Researchers have been searching the sky for such solitary black holes for more than a decade. Scientists have searched for warped starlight in an attempt to detect these outlaws.
According to Einstein’s theory of general relativity, the gravity of any huge object, even an unseen one, would distort the space in its vicinity. This bending amplifies and distorts the background starlight. This phenomenon is termed gravitational lensing by astronomers. By detecting variations in the brightness and apparent location of stars, astronomers may determine the mass of a lens-like moving object. This approach has already uncovered many exoplanets.
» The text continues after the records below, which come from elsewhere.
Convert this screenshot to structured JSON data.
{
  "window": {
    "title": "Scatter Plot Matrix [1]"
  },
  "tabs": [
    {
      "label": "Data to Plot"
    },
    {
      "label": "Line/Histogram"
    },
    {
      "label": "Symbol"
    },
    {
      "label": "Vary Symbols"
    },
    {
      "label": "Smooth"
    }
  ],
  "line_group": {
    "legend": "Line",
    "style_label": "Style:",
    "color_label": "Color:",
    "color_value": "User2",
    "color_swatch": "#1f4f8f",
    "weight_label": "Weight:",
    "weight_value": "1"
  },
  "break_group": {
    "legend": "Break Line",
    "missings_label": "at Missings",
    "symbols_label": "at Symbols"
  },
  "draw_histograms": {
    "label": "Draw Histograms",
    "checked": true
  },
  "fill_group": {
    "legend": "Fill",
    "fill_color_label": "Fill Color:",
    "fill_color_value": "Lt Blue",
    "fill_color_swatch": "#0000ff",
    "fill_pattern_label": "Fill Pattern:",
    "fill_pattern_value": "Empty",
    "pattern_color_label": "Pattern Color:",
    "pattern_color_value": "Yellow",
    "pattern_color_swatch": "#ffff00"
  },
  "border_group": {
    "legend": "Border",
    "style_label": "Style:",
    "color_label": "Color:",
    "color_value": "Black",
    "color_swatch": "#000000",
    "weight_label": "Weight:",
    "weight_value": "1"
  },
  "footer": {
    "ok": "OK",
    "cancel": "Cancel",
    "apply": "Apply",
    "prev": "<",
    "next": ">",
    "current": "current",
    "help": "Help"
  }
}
In 2011, scientists reported the discovery of a star that suddenly became more than 200 times brighter. Observations done using telescopes in Chile and New Zealand were unable to determine if the apparent location of the star was also shifting. And this knowledge would be crucial for determining the mass of the lens-like item. If the object is massive, its gravity would warp space to the point that the star would seem to move. Even a “huge” alteration in the star’s location would have been very minute and difficult to detect. And it is difficult to see tiny features in photos acquired by terrestrial telescopes. (The chaotic atmosphere of our planet just obscures them.)
To circumvent this issue, two separate groups of astronomers resorted to Hubble. This telescope, which orbits well above the upper atmosphere, can catch very detailed photos. Both groups discovered that the position of the star varied over many years.
The team lead by Sahu now believes the apparent motion of the star was caused by an object about seven times as massive as the sun. Such a huge star should have shown very bright in the Hubble photos. However, researchers saw nothing. The team now assumes that the unknown object must be a black hole since it is so dense and dark.
Casey Lam, an astronomer, led a group of researchers to a different conclusion. Lam is employed at Berkeley University of California. She and her colleagues determined that the lensing item had a lesser mass. It was perhaps two to four times the size of our sun. In such a scenario, they said, it may be a black hole or a neutron star.
Jessica Lu of Berkeley thinks it’s a fascinating item. Lam’s teammate. Lu thinks the unidentified item is either a huge neutron star or a small black hole. It’s in the ‘mass gap’
Will M. Farrar states that the new findings are exciting from any angle. He is an astronomer from Recent York’s Stony Brook University who did not participate in either of the two new analyses. Working “in the vanguard of what is quantifiable” is tremendously exciting, according to him.